Now imagine that chap turning into a whistleblower.
So far so good, don't you think?
Are you still with me? One more step please.
Now envision that after listing all the animal deprivations (both current and historic), obfuscations, deceit, corner cuttings and other shenanigans that go on every tick of the clock, the worker is at an epic loss to provide a remedy for the serious lamentations he has described.
Now you know what reading Digital Vertigo: How Today's Online Social Revolution Is Dividing, Diminishing, and Disorienting Us by Andrew Keen feels like.
The book is interesting, covers a broad swathe of the privacy space and promises a great deal, but boy does it under deliver. Does it ever.
It's author, Andrew Keen is a Silicon Valley netpreneur, the host of TechCrunch.com, CNN.com commentator and author. He is besotted by technology and mesmerised by its world leading innovators, designers and thinkers. He is acutely aware of technology's intrusions into the lives of most folk and he grieves over how asinine we have behaved in permitting this technology to infiltrate our lives.
While recognising how hi-tech giants like Facebook and Twitter manufacture products that prima facie enhance our lives, he is afraid that hi-tech's silver lining comes complete with its own very dark cloud: consumers are shepherded in new ways by multimillionaires (think Mark Zuckerberg, Reid Hoffman and Jack Dorsey ) who determine not only how our online lives are managed, but how they are recorded and broadcast to both our "friends" and our non-"friends".

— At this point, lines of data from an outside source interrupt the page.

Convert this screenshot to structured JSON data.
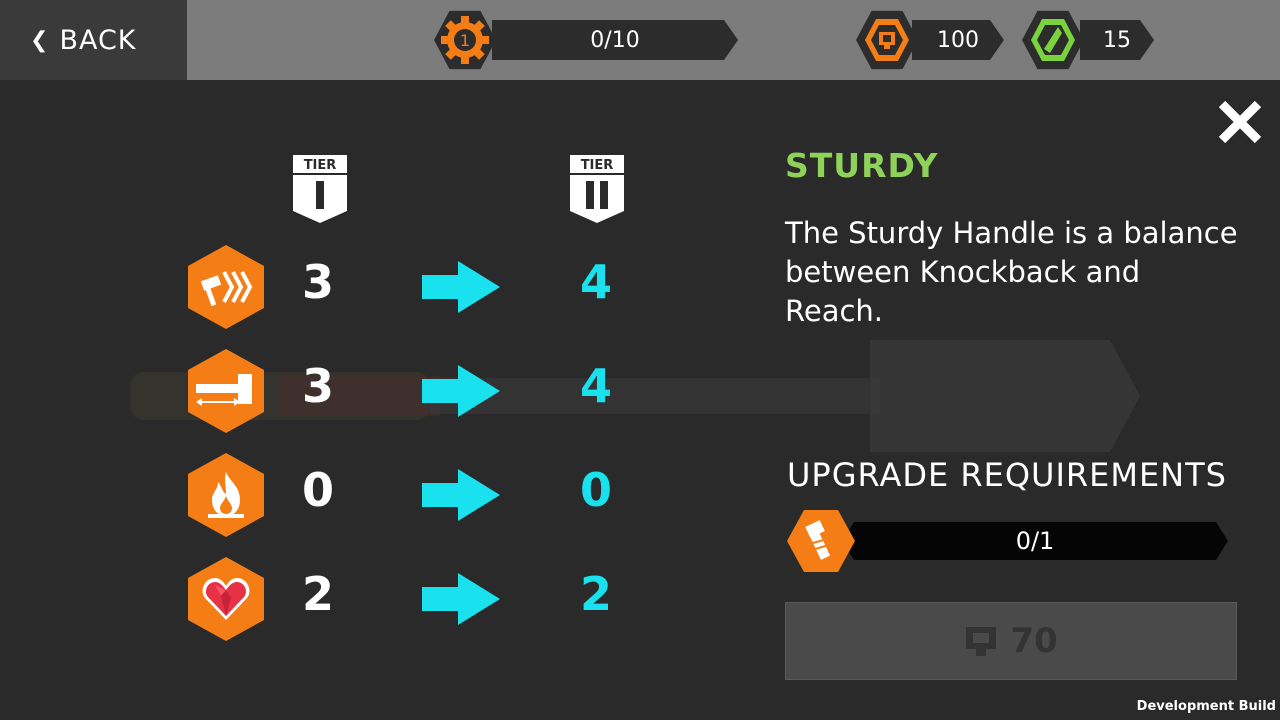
{
  "topbar": {
    "back_label": "BACK",
    "level": "1",
    "level_progress": "0/10",
    "coins": "100",
    "gems": "15"
  },
  "tiers": [
    "I",
    "II"
  ],
  "tier_label": "TIER",
  "stats": [
    {
      "icon": "knockback-icon",
      "current": "3",
      "next": "4"
    },
    {
      "icon": "reach-icon",
      "current": "3",
      "next": "4"
    },
    {
      "icon": "fire-icon",
      "current": "0",
      "next": "0"
    },
    {
      "icon": "heart-icon",
      "current": "2",
      "next": "2"
    }
  ],
  "item": {
    "name": "STURDY",
    "description": "The Sturdy Handle is a balance between Knockback and Reach."
  },
  "requirements": {
    "title": "UPGRADE REQUIREMENTS",
    "progress": "0/1",
    "icon": "handle-part-icon"
  },
  "upgrade": {
    "cost": "70"
  },
  "footer": {
    "build_label": "Development Build"
  },
  "colors": {
    "accent_orange": "#f57d15",
    "cyan": "#19e1ee",
    "title_green": "#8fd25a",
    "gem_green": "#7ad23c"
  }
}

In short, this book opens fire at the phenomenon of "social media" which Keen claims is the first step towards hypervisibility, a condition where everything about us will be publically available to everyone. All because while we thought that because using Facebook, Twitter, Google and the like did not cost us dollars to use, we naturally assumed these applications were "free". As Keen repeats time and again, there is nothing "free". And no start-up zillionaire is working his patootie off 24/7 because he is a poet, a philosopher or altruistic. It's all about the accumulation of capital and consumers are merely online assets to be sold or loaned to third parties in return for revenue streams. It's that simple.
Regrettably while Keen alerts us to our impending loss of all privacy, he doesn't explain the ramifications to consumers of that loss. He sounds right, if vague, but it's hard to barrack for a chap who is long on allegations and frugal with the evidence, let alone remedies.
The loss of privacy is enabled by what Keen explains as the quest for "one identity", a sect led by Harvard grad and Facebook Chief "Friend" Mark Zuckerberg. David Kirkpatrick, author of The Facebook Effect recalls that when interviewed, Zuckerberg declared that having more than one identity signals a "lack of integrity."